Basic. What you see is what you get sheds.
This little shed is made of metal with corrugated roof and a few peek holes for windows. It’s behind Jane and Don Leach’s cottage on Lynn, but based on the property line of hostas, probably belongs to the next cottage.
This one is concrete block, painted gray to match the cottage which is probably early 20th century farm house style. Also on Lynn.
Here are two off the lot sheds, decorated to match their cottage, simple and inexpensive, but they get the job done. The one on the left is a gambrel roof (also called barn roof), or Dutch Colonial, which is really the most authentic style since it is from the 1600s. The Victorian style which many covet for cottage architecture came much later. The owners have dressed it up with shutters and a window box. The one on the right is a simple gable, and is nice for areas that may get a lot of snow or rain for run off. The double doors really help for limited storage.
These two snugged together have basic shed roofs, but I suspect the one of the right may be an old garage from the old days—there’s just something about those doors. The other is an off the lot style, and it’s been painted to match the house. The grass was wet when I took the photo, so I didn’t go closer.
This is on South Oak and is so hidden in trees and weeds that I can’t tell if it’s being used for storage. If it is, no one has been visiting for awhile. But it’s possible there is an entrance I can’t see from the street. It’s large enough to have been a garage.

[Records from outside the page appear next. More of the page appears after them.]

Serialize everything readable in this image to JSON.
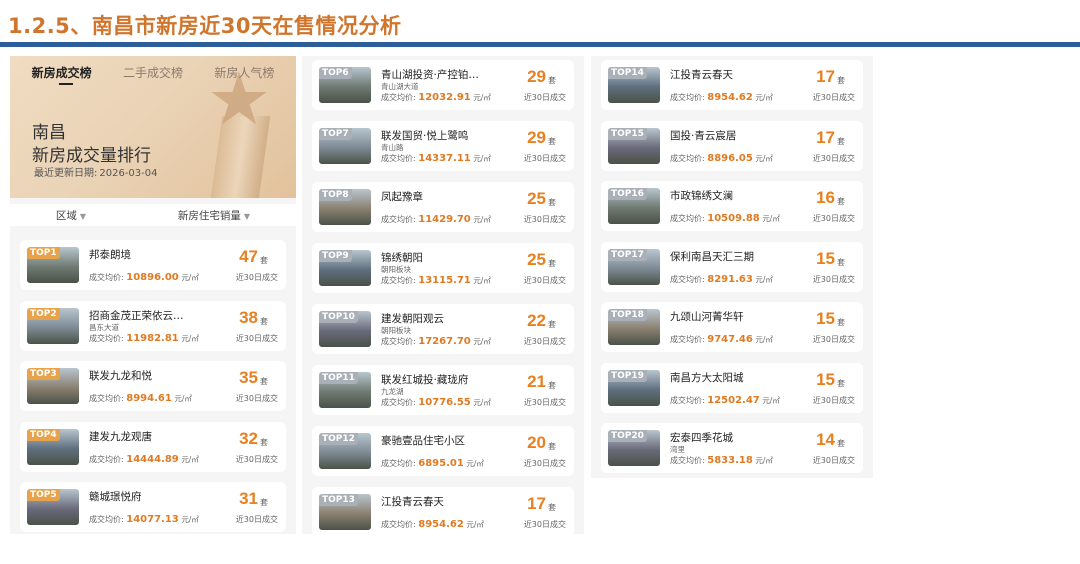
{
  "slide": {
    "title": "1.2.5、南昌市新房近30天在售情况分析"
  },
  "banner": {
    "tabs": [
      "新房成交榜",
      "二手成交榜",
      "新房人气榜"
    ],
    "city": "南昌",
    "heading": "新房成交量排行",
    "date_label": "最近更新日期:",
    "date_value": "2026-03-04"
  },
  "filters": {
    "region": "区域",
    "sort": "新房住宅销量"
  },
  "labels": {
    "price_prefix": "成交均价:",
    "unit": "元/㎡",
    "count_unit": "套",
    "period": "近30日成交"
  },
  "colors": {
    "accent": "#e8801f",
    "title": "#d0752c",
    "bar": "#2c5f9a",
    "rank_top": "#e8a24a",
    "rank_rest": "#a9b0b8"
  },
  "items": [
    {
      "rank": "TOP1",
      "name": "邦泰朗境",
      "sub": "",
      "price": "10896.00",
      "count": "47"
    },
    {
      "rank": "TOP2",
      "name": "招商金茂正荣依云…",
      "sub": "昌东大道",
      "price": "11982.81",
      "count": "38"
    },
    {
      "rank": "TOP3",
      "name": "联发九龙和悦",
      "sub": "",
      "price": "8994.61",
      "count": "35"
    },
    {
      "rank": "TOP4",
      "name": "建发九龙观唐",
      "sub": "",
      "price": "14444.89",
      "count": "32"
    },
    {
      "rank": "TOP5",
      "name": "赣城璟悦府",
      "sub": "",
      "price": "14077.13",
      "count": "31"
    },
    {
      "rank": "TOP6",
      "name": "青山湖投资·产控铂…",
      "sub": "青山湖大道",
      "price": "12032.91",
      "count": "29"
    },
    {
      "rank": "TOP7",
      "name": "联发国贸·悦上鹭鸣",
      "sub": "青山路",
      "price": "14337.11",
      "count": "29"
    },
    {
      "rank": "TOP8",
      "name": "凤起豫章",
      "sub": "",
      "price": "11429.70",
      "count": "25"
    },
    {
      "rank": "TOP9",
      "name": "锦绣朝阳",
      "sub": "朝阳板块",
      "price": "13115.71",
      "count": "25"
    },
    {
      "rank": "TOP10",
      "name": "建发朝阳观云",
      "sub": "朝阳板块",
      "price": "17267.70",
      "count": "22"
    },
    {
      "rank": "TOP11",
      "name": "联发红城投·藏珑府",
      "sub": "九龙湖",
      "price": "10776.55",
      "count": "21"
    },
    {
      "rank": "TOP12",
      "name": "豪驰壹品住宅小区",
      "sub": "",
      "price": "6895.01",
      "count": "20"
    },
    {
      "rank": "TOP13",
      "name": "江投青云春天",
      "sub": "",
      "price": "8954.62",
      "count": "17"
    },
    {
      "rank": "TOP14",
      "name": "江投青云春天",
      "sub": "",
      "price": "8954.62",
      "count": "17"
    },
    {
      "rank": "TOP15",
      "name": "国投·青云宸居",
      "sub": "",
      "price": "8896.05",
      "count": "17"
    },
    {
      "rank": "TOP16",
      "name": "市政锦绣文澜",
      "sub": "",
      "price": "10509.88",
      "count": "16"
    },
    {
      "rank": "TOP17",
      "name": "保利南昌天汇三期",
      "sub": "",
      "price": "8291.63",
      "count": "15"
    },
    {
      "rank": "TOP18",
      "name": "九颂山河菁华轩",
      "sub": "",
      "price": "9747.46",
      "count": "15"
    },
    {
      "rank": "TOP19",
      "name": "南昌方大太阳城",
      "sub": "",
      "price": "12502.47",
      "count": "15"
    },
    {
      "rank": "TOP20",
      "name": "宏泰四季花城",
      "sub": "湾里",
      "price": "5833.18",
      "count": "14"
    }
  ]
}
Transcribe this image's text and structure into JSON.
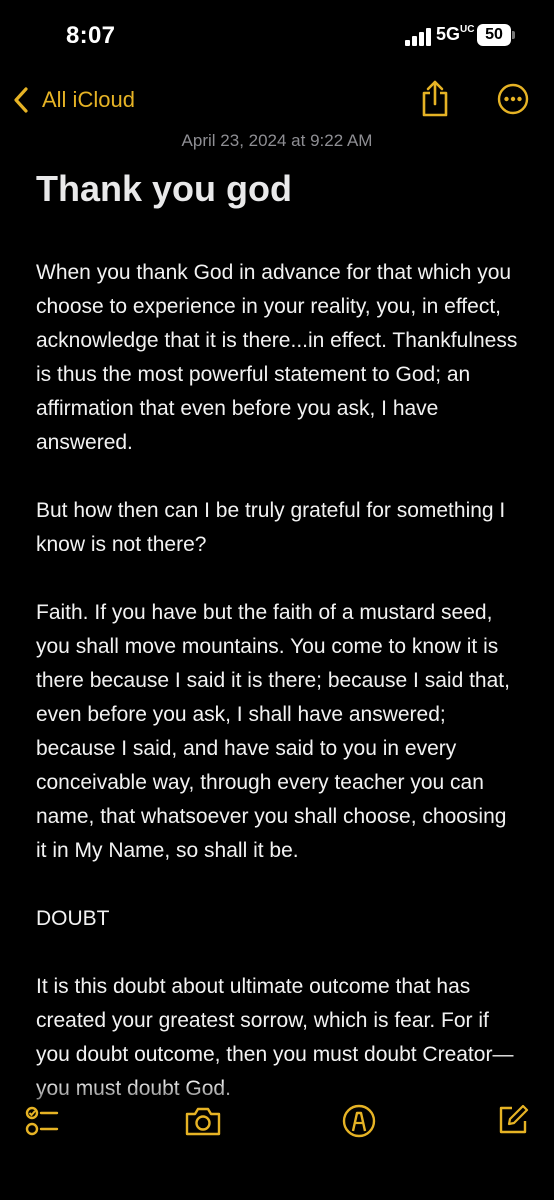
{
  "status_bar": {
    "time": "8:07",
    "network": "5G",
    "network_suffix": "UC",
    "battery": "50"
  },
  "nav": {
    "back_label": "All iCloud"
  },
  "note": {
    "date": "April 23, 2024 at 9:22 AM",
    "title": "Thank you god",
    "paragraphs": [
      "When you thank God in advance for that which you choose to experience in your reality, you, in effect, acknowledge that it is there...in effect. Thankfulness is thus the most powerful statement to God; an affirmation that even before you ask, I have answered.",
      "But how then can I be truly grateful for something I know is not there?",
      "Faith. If you have but the faith of a mustard seed, you shall move mountains. You come to know it is there because I said it is there; because I said that, even before you ask, I shall have answered; because I said, and have said to you in every conceivable way, through every teacher you can name, that whatsoever you shall choose, choosing it in My Name, so shall it be.",
      "DOUBT",
      "It is this doubt about ultimate outcome that has created your greatest sorrow, which is fear. For if you doubt outcome, then you must doubt Creator—you must doubt God."
    ]
  },
  "toolbar": [
    "checklist-icon",
    "camera-icon",
    "markup-icon",
    "compose-icon"
  ],
  "colors": {
    "accent": "#e6b325",
    "background": "#000000",
    "secondary_text": "#8e8e93"
  }
}
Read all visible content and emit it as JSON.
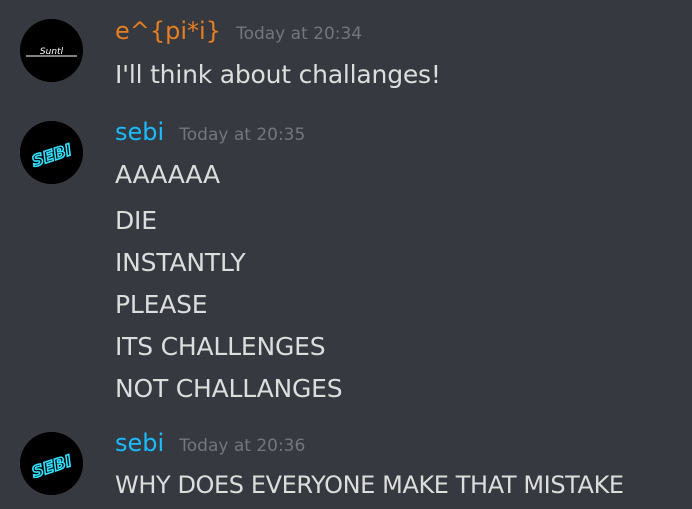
{
  "theme": {
    "background": "#36393f",
    "text": "#dcddde",
    "timestamp": "#72767d",
    "user_colors": {
      "epi": "#e67e22",
      "sebi": "#1abcfe"
    }
  },
  "messages": [
    {
      "author": "e^{pi*i}",
      "author_color": "#e67e22",
      "timestamp": "Today at 20:34",
      "avatar": {
        "icon": "avatar-suntl",
        "text": "__Suntl__"
      },
      "lines": [
        "I'll think about challanges!"
      ]
    },
    {
      "author": "sebi",
      "author_color": "#1abcfe",
      "timestamp": "Today at 20:35",
      "avatar": {
        "icon": "avatar-sebi-neon",
        "text": "SEBI"
      },
      "lines": [
        "AAAAAA",
        "DIE",
        "INSTANTLY",
        "PLEASE",
        "ITS CHALLENGES",
        "NOT CHALLANGES"
      ]
    },
    {
      "author": "sebi",
      "author_color": "#1abcfe",
      "timestamp": "Today at 20:36",
      "avatar": {
        "icon": "avatar-sebi-neon",
        "text": "SEBI"
      },
      "lines": [
        "WHY DOES EVERYONE MAKE THAT MISTAKE"
      ]
    }
  ]
}
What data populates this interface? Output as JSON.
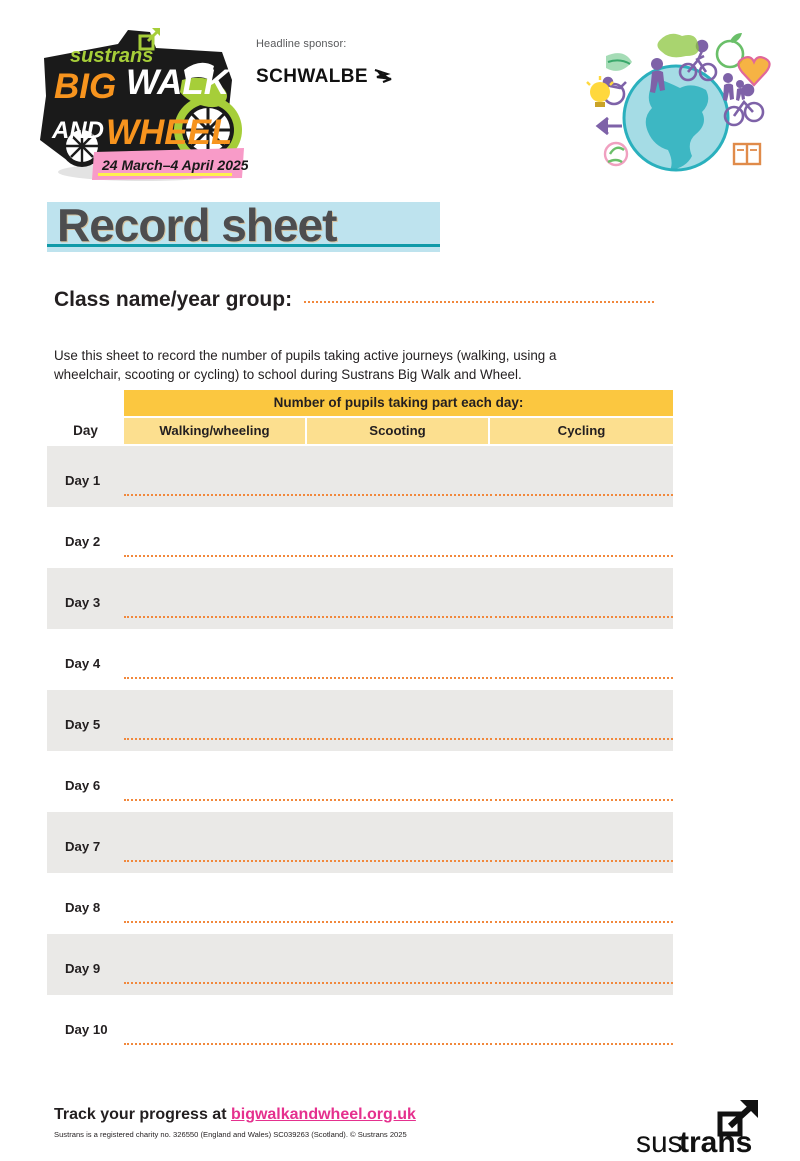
{
  "document": {
    "title": "Record sheet"
  },
  "header": {
    "logo": {
      "brand": "sustrans",
      "line1": "BIG",
      "line2": "WALK",
      "line3": "AND",
      "line4": "WHEEL",
      "dates": "24 March–4 April 2025"
    },
    "sponsor": {
      "label": "Headline sponsor:",
      "name_part1": "SCHW",
      "name_part2": "A",
      "name_part3": "LBE",
      "full_name": "SCHWALBE",
      "mark": "swoosh-arrow-icon"
    },
    "illustration": {
      "name": "globe-active-travel-illustration"
    }
  },
  "form": {
    "class_field": {
      "label": "Class name/year group:",
      "value": "",
      "placeholder": ""
    },
    "intro": "Use this sheet to record the number of pupils taking active journeys (walking, using a wheelchair, scooting or cycling) to school during Sustrans Big Walk and Wheel."
  },
  "table": {
    "group_header": "Number of pupils taking part each day:",
    "day_header": "Day",
    "columns": [
      "Walking/wheeling",
      "Scooting",
      "Cycling"
    ],
    "rows": [
      {
        "day": "Day 1",
        "walking": "",
        "scooting": "",
        "cycling": ""
      },
      {
        "day": "Day 2",
        "walking": "",
        "scooting": "",
        "cycling": ""
      },
      {
        "day": "Day 3",
        "walking": "",
        "scooting": "",
        "cycling": ""
      },
      {
        "day": "Day 4",
        "walking": "",
        "scooting": "",
        "cycling": ""
      },
      {
        "day": "Day 5",
        "walking": "",
        "scooting": "",
        "cycling": ""
      },
      {
        "day": "Day 6",
        "walking": "",
        "scooting": "",
        "cycling": ""
      },
      {
        "day": "Day 7",
        "walking": "",
        "scooting": "",
        "cycling": ""
      },
      {
        "day": "Day 8",
        "walking": "",
        "scooting": "",
        "cycling": ""
      },
      {
        "day": "Day 9",
        "walking": "",
        "scooting": "",
        "cycling": ""
      },
      {
        "day": "Day 10",
        "walking": "",
        "scooting": "",
        "cycling": ""
      }
    ]
  },
  "footer": {
    "track_prefix": "Track your progress at ",
    "track_url": "bigwalkandwheel.org.uk",
    "charity": "Sustrans is a registered charity no. 326550 (England and Wales) SC039263 (Scotland). © Sustrans 2025",
    "logo": {
      "light": "sus",
      "bold": "trans",
      "mark": "arrow-out-of-box-icon"
    }
  },
  "colors": {
    "group_header_bg": "#fbc740",
    "column_header_bg": "#fcdf8f",
    "row_shaded_bg": "#eae9e7",
    "dotted_line": "#f1883c",
    "title_highlight": "#bee3ee",
    "title_rule": "#109aa8",
    "title_text": "#4d4d4f",
    "link": "#e5308e",
    "logo_orange": "#f7941e",
    "logo_green": "#a6ce39",
    "logo_pink": "#f89bc8"
  }
}
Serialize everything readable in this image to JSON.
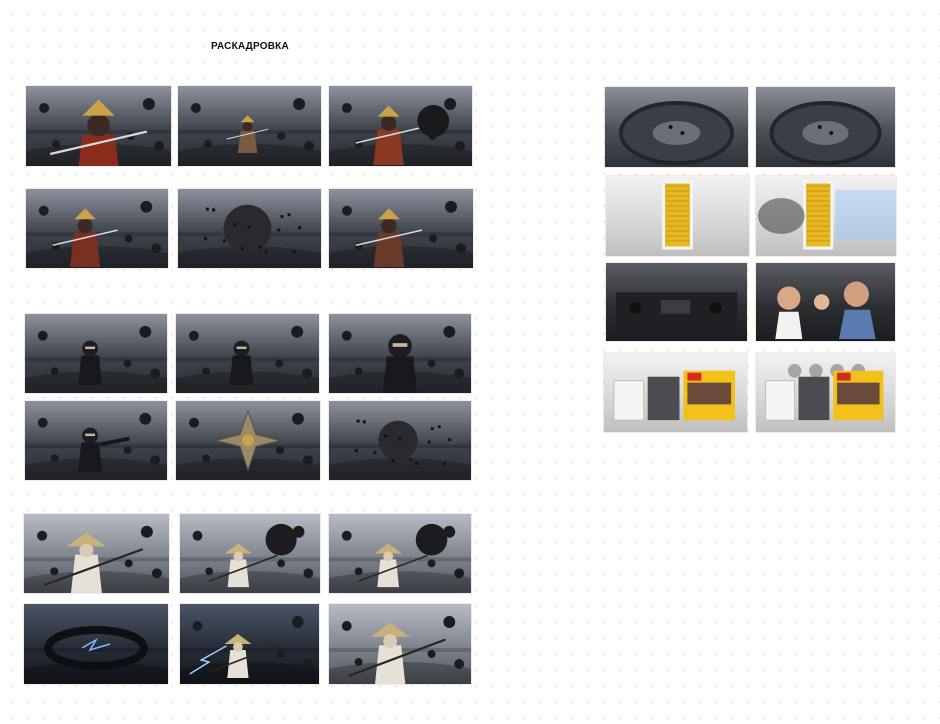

Something about this one says chicken coop to me. Possibly it was moved to this spot from another location. It seems to be much older than the cottage. But it is also possible this was a children’s play house at one time.